(b) Example 2. DMG College is a degree-granting institution accredited by an accrediting association recognized by the United States Secretary of Education. DMG College is an educational institution operated by a church. DMG makes charges to its students for tuition, meals, and lodging. It also receives income for occasionally providing lodging and meals to guests of its students during the year. DMG also rents its conference and dormitory facilities to various groups during the summer, providing cafeteria services when needed. The income from tuition, meals, and lodging received from the students is exempt from B&O tax and retail sales tax because this entity meets the definition of an educational institution. However, DMG must report the retailing B&O tax and collect and remit retail sales tax upon the gross proceeds derived from the sales of meals and prepared foods to the conference attendees and guests. The income derived from the rental of the conference and dormitory facilities to various groups and student guests is subject to the service and other business activities B&O tax. The college is not considered as holding itself out for the sale of lodging to the general public.
(c) Example 3. JB College is an educational institution which is not a department or institution of the state of Washington. JB College has converted five housing units from student use to use by nonstudents. Guests of the administration use these units for stays of two or three days, and are charged a specific amount per night. The college provides linen, towels, etc., to the users. These units are always rented for periods under thirty days.

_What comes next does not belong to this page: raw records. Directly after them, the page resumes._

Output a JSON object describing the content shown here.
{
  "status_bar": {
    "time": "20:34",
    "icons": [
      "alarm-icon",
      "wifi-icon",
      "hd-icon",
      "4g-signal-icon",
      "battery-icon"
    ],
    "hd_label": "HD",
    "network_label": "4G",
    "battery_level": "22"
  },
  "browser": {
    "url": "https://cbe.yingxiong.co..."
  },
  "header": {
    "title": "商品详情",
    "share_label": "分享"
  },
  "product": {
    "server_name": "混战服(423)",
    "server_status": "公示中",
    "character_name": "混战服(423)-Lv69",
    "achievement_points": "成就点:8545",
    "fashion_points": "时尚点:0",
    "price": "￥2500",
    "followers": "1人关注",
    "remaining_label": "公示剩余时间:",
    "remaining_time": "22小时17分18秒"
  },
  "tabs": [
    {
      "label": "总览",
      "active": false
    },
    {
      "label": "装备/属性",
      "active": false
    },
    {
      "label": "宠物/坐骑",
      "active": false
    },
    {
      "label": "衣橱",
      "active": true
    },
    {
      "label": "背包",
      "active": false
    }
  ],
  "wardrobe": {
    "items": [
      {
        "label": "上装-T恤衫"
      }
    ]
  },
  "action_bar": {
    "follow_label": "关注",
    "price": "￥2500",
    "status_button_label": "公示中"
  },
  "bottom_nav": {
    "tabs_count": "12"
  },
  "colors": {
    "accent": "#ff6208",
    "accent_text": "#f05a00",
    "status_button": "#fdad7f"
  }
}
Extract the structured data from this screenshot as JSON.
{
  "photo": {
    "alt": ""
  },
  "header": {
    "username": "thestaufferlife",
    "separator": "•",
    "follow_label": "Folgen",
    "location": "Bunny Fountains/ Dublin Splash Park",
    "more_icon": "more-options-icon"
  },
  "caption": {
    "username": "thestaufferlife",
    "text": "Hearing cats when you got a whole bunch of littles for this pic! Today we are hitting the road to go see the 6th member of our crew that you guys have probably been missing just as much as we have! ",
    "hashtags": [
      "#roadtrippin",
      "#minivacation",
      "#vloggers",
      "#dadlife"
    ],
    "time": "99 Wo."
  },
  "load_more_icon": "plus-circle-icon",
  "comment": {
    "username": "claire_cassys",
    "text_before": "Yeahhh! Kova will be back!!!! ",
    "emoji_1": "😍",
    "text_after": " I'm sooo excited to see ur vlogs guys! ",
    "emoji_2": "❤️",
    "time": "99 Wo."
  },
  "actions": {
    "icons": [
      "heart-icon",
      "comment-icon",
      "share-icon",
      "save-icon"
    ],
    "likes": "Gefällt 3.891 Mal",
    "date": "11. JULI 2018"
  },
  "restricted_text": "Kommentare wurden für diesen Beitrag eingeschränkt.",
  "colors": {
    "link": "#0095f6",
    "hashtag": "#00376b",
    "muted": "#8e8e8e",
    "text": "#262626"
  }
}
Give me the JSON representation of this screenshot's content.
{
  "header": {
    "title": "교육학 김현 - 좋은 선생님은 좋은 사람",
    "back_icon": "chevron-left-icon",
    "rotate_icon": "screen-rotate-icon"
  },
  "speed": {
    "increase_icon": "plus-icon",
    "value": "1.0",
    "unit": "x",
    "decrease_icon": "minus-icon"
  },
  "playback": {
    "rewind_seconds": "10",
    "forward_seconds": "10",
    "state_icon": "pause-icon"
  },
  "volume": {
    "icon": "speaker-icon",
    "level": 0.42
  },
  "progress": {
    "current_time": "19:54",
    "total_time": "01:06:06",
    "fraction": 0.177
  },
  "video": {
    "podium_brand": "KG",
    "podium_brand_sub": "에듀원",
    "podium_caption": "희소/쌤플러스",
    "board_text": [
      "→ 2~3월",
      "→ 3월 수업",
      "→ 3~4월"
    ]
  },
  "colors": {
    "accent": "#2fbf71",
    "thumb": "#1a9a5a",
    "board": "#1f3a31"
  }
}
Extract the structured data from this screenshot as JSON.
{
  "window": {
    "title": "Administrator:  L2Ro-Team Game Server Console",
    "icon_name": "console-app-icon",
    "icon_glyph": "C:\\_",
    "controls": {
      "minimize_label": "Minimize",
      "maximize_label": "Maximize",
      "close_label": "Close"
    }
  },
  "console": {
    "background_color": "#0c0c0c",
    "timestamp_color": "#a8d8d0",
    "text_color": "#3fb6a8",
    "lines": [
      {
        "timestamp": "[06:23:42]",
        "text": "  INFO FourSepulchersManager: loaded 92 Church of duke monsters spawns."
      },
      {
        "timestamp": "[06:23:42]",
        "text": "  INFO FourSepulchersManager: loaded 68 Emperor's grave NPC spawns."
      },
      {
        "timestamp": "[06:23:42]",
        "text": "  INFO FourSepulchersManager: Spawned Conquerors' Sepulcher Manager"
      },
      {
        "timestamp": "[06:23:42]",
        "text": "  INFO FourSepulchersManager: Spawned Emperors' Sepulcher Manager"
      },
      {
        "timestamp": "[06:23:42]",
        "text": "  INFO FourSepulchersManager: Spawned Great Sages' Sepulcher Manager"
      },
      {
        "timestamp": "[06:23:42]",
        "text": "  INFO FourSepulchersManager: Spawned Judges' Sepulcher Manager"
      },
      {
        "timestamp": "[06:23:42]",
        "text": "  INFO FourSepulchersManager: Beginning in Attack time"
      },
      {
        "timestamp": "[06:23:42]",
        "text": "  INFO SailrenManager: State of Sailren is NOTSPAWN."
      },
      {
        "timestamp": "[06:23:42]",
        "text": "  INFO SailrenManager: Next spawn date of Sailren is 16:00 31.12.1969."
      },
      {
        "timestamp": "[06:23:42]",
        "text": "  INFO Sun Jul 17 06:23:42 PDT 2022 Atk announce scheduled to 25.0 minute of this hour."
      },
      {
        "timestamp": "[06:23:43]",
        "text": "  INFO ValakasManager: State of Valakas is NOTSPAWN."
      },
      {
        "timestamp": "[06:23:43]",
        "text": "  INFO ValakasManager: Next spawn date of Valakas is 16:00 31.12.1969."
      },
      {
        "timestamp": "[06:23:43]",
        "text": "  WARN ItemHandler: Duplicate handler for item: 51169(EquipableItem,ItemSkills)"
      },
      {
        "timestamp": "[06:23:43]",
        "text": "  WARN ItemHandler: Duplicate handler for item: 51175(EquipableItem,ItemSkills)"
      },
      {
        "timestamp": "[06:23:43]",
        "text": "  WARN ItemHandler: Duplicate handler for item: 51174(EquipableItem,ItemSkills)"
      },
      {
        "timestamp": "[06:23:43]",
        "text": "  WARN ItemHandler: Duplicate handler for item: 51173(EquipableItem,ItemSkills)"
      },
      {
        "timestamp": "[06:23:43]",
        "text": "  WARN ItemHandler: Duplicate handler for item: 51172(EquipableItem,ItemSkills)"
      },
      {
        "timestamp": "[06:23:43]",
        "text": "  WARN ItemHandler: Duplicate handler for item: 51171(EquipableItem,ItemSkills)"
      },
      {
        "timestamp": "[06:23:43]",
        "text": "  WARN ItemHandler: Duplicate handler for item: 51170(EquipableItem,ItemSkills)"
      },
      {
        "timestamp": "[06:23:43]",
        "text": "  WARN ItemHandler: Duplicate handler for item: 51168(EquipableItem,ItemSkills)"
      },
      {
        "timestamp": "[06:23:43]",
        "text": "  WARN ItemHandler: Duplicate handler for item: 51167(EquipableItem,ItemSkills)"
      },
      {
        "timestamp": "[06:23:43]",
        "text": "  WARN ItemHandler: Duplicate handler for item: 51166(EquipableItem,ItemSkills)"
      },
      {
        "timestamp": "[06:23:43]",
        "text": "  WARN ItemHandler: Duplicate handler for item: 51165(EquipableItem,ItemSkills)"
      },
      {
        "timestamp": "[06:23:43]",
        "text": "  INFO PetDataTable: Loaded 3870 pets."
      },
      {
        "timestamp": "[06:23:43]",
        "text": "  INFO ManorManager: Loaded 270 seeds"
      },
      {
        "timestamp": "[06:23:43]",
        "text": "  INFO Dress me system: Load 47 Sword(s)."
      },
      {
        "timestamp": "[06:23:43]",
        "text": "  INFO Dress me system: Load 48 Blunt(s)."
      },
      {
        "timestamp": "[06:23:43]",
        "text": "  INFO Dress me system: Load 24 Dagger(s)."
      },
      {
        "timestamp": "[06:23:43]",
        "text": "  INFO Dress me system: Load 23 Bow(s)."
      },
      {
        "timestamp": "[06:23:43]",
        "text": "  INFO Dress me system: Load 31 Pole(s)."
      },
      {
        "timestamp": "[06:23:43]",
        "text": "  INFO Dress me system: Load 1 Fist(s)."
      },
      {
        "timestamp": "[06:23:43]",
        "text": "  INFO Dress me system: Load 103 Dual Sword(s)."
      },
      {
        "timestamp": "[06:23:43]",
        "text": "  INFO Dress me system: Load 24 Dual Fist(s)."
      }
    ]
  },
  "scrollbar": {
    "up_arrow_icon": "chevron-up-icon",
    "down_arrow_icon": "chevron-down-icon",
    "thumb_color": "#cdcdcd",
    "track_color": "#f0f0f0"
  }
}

JB College must report this rental income under the retailing B&O tax and collect and remit retail sales tax. This income is not derived from the occasional rental of student lodging facilities, but is derived from the rental of accommodations specifically maintained for public use.
(d) Example 4.
Jane Doe operates a private preschool and kindergarten, providing care and elementary education for children. She also provides after hours child care. Jane Doe may claim a deduction for the income received for the care and education of children under eight years old and not enrolled in or above the first grade, provided this income is properly segregated in her books of account. The income attributable to the care of children at or above the first grade level (i.e., eight years old or enrolled in or above the first grade), is subject to the child care B&O tax classification. Jane Doe may be able to reduce or eliminate any child care B&O tax liability if she qualifies for the small business B&O tax credit. RCW 82.04.4451
and WAC 458-20-104
[Statutory Authority: RCW 82.32.300
(2). WSR 16-06-049, § 458-20-167, filed 2/24/16, effective 3/26/16; WSR 07-10-056, § 458-20-167, filed 4/27/07, effective 5/28/07. Statutory Authority: RCW 82.32.300
. WSR 99-03-005, § 458-20-167, filed 1/7/99, effective 2/7/99; WSR 94-07-047, § 458-20-167, filed 3/10/94, effective 4/10/94; WSR 83-07-032 (Order ET 83-15), § 458-20-167, filed 3/15/83; Statutory Authority: RCW 82.01.060
(2) and 82.32.300
. WSR 78-07-045 (Order ET 78-4), § 458-20-167, filed 6/27/78; Order ET 70-3, § 458-20-167 (Rule 167), filed 5/29/70, effective 7/1/70.]